• _Directions_
Copy each line of the entries that contains the word "Ausführen".
━━━━━━━━━━━━━━━━━━━━━━━━━━━━━━
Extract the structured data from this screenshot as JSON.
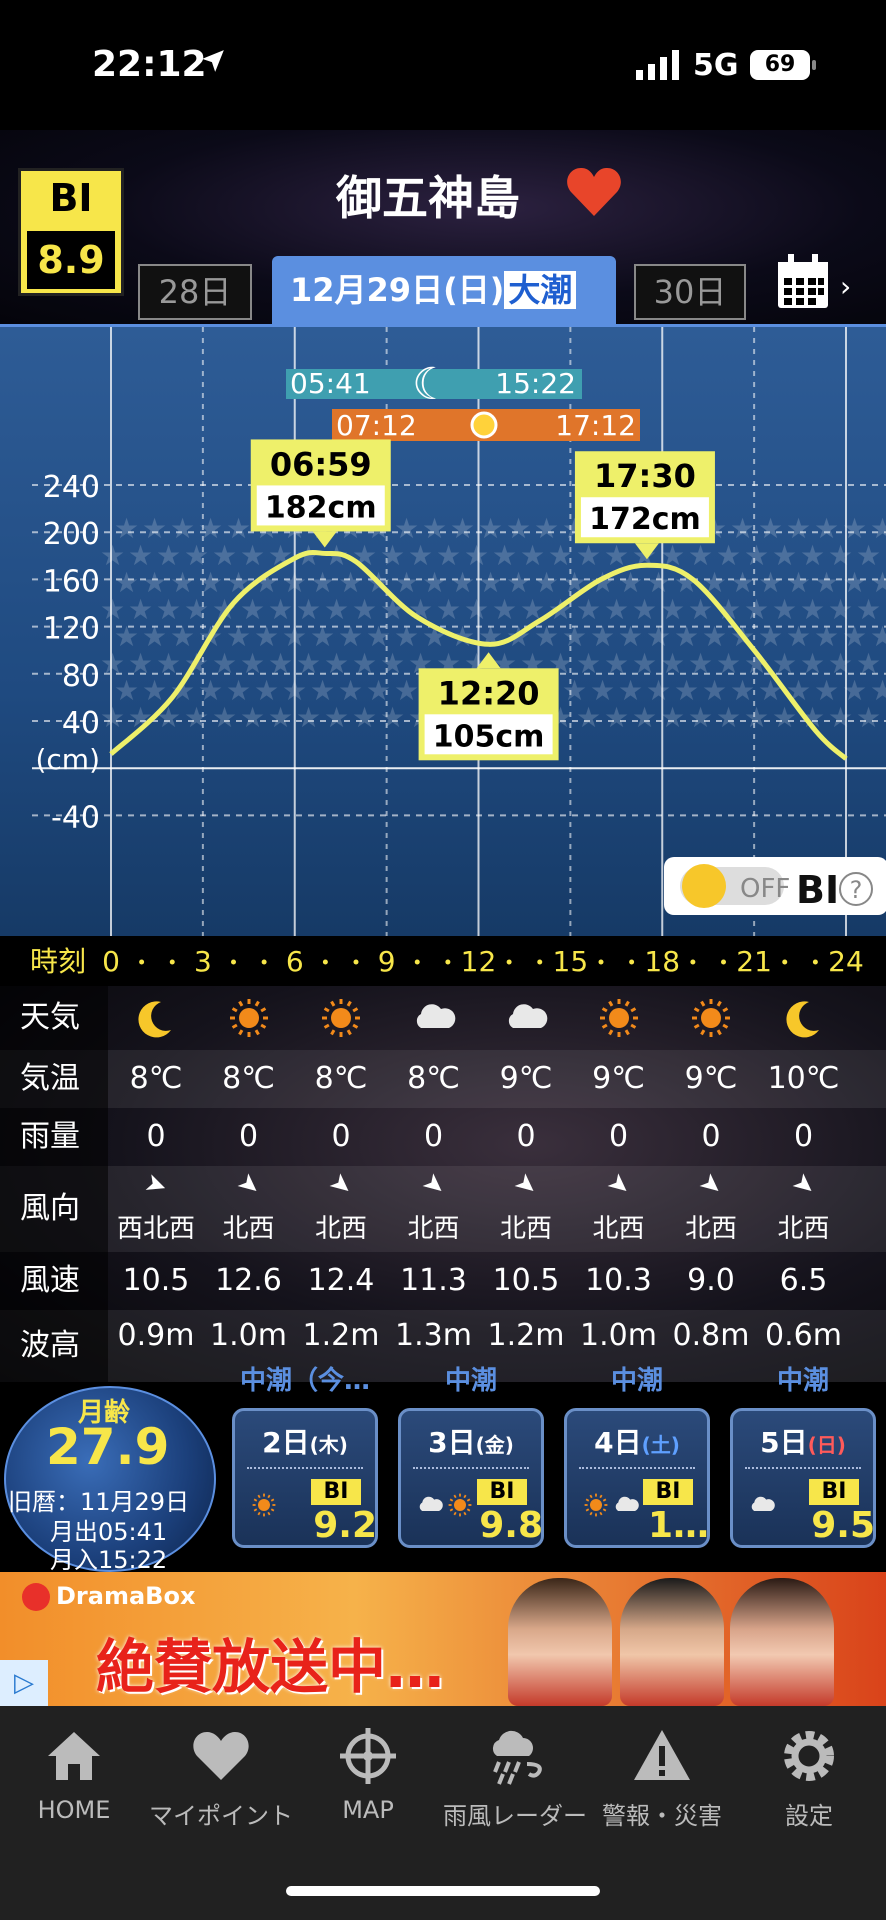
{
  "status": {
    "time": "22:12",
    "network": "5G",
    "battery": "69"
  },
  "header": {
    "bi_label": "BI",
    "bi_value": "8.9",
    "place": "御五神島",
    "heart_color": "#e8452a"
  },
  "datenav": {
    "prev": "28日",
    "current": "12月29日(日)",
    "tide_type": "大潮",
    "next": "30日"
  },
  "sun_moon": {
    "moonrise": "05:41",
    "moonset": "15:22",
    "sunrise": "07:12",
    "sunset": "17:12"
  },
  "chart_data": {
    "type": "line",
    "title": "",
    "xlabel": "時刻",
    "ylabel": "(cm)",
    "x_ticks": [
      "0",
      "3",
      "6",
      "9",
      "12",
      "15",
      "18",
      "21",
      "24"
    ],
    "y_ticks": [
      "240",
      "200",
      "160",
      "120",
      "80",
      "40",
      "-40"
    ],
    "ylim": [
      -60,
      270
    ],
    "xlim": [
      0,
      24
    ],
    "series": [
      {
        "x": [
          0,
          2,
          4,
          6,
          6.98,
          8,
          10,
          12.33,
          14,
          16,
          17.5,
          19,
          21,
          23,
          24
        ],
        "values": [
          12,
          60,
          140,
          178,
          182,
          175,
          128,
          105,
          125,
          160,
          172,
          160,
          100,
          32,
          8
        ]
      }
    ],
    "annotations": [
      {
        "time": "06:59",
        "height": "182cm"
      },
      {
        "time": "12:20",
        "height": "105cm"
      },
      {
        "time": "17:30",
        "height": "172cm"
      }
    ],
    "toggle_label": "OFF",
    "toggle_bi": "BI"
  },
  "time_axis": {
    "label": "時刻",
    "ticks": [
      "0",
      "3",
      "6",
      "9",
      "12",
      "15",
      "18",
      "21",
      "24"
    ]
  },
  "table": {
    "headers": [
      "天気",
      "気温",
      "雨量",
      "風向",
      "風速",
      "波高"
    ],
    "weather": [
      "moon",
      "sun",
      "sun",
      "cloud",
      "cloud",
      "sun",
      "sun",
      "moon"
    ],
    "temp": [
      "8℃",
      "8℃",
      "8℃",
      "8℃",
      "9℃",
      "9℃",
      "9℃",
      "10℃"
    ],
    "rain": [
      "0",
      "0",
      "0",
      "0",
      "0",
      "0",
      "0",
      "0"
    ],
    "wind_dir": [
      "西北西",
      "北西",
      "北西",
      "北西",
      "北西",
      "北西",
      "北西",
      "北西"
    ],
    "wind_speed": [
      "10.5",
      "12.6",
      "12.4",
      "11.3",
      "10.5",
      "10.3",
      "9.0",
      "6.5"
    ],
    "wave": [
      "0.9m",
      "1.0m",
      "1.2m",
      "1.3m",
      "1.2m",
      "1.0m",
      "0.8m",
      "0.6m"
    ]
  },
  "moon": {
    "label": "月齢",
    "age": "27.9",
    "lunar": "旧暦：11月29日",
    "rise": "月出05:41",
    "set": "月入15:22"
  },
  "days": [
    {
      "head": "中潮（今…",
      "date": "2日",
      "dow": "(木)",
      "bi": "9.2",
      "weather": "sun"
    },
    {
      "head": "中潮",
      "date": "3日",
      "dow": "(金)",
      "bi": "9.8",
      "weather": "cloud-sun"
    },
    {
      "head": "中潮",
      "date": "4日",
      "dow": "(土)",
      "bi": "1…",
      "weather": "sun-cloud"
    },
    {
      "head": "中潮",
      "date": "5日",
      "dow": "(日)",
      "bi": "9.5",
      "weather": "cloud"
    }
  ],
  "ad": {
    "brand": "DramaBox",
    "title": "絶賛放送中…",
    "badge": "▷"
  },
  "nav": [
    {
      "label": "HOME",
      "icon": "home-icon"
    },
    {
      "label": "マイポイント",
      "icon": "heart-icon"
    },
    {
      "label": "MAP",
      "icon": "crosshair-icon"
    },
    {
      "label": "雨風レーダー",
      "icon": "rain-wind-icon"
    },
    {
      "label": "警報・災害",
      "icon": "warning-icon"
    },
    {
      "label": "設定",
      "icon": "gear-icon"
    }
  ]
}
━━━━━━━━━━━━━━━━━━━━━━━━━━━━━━
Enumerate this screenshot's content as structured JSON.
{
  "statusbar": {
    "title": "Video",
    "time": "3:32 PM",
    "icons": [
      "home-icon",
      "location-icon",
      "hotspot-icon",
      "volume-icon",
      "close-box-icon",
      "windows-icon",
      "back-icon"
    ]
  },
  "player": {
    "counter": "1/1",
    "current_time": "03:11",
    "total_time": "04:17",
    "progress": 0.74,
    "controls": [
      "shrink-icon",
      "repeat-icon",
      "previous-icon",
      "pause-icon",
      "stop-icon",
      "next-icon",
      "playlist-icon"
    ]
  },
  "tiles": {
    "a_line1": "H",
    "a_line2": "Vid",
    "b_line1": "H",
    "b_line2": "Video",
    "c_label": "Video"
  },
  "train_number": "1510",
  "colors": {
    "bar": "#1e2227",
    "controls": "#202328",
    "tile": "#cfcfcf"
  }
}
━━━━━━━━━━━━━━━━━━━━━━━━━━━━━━
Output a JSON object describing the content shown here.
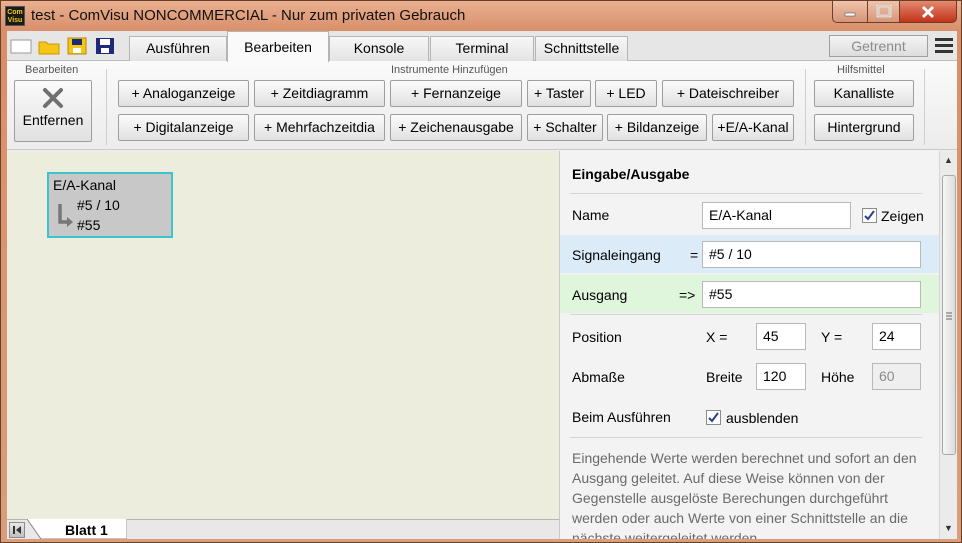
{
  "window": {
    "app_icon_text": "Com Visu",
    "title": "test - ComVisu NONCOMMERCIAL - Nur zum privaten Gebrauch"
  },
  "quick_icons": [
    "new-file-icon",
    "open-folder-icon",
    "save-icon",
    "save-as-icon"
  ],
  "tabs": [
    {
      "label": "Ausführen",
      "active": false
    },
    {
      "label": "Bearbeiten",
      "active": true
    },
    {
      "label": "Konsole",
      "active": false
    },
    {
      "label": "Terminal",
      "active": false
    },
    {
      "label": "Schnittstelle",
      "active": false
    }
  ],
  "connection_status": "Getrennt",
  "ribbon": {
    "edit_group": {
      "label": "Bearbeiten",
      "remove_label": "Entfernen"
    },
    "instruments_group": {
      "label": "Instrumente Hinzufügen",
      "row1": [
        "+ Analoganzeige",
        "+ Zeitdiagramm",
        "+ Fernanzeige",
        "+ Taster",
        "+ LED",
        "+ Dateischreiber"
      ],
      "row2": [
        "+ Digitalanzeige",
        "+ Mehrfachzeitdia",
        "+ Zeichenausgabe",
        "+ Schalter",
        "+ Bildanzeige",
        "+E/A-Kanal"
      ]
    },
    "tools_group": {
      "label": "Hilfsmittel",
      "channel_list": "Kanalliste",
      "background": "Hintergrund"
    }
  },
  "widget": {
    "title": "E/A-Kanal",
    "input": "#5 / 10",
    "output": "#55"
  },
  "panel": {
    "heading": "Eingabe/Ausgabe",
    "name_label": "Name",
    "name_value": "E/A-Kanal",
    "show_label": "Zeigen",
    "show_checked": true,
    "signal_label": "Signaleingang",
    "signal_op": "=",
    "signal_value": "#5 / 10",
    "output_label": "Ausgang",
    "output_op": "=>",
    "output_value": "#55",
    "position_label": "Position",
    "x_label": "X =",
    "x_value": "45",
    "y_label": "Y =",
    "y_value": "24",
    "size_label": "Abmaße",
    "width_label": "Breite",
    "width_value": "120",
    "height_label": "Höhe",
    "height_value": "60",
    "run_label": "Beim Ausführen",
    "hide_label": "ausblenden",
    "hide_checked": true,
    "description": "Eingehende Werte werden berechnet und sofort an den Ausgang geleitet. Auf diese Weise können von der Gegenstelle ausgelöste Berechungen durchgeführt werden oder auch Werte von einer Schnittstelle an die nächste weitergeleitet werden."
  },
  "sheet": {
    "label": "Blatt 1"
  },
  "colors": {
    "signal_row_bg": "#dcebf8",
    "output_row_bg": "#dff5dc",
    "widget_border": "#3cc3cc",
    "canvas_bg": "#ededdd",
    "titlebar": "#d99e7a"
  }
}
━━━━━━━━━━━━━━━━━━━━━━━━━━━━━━
• _Problem solution_
      "label": "Ausführen",
    "run_label": "Beim Ausführen",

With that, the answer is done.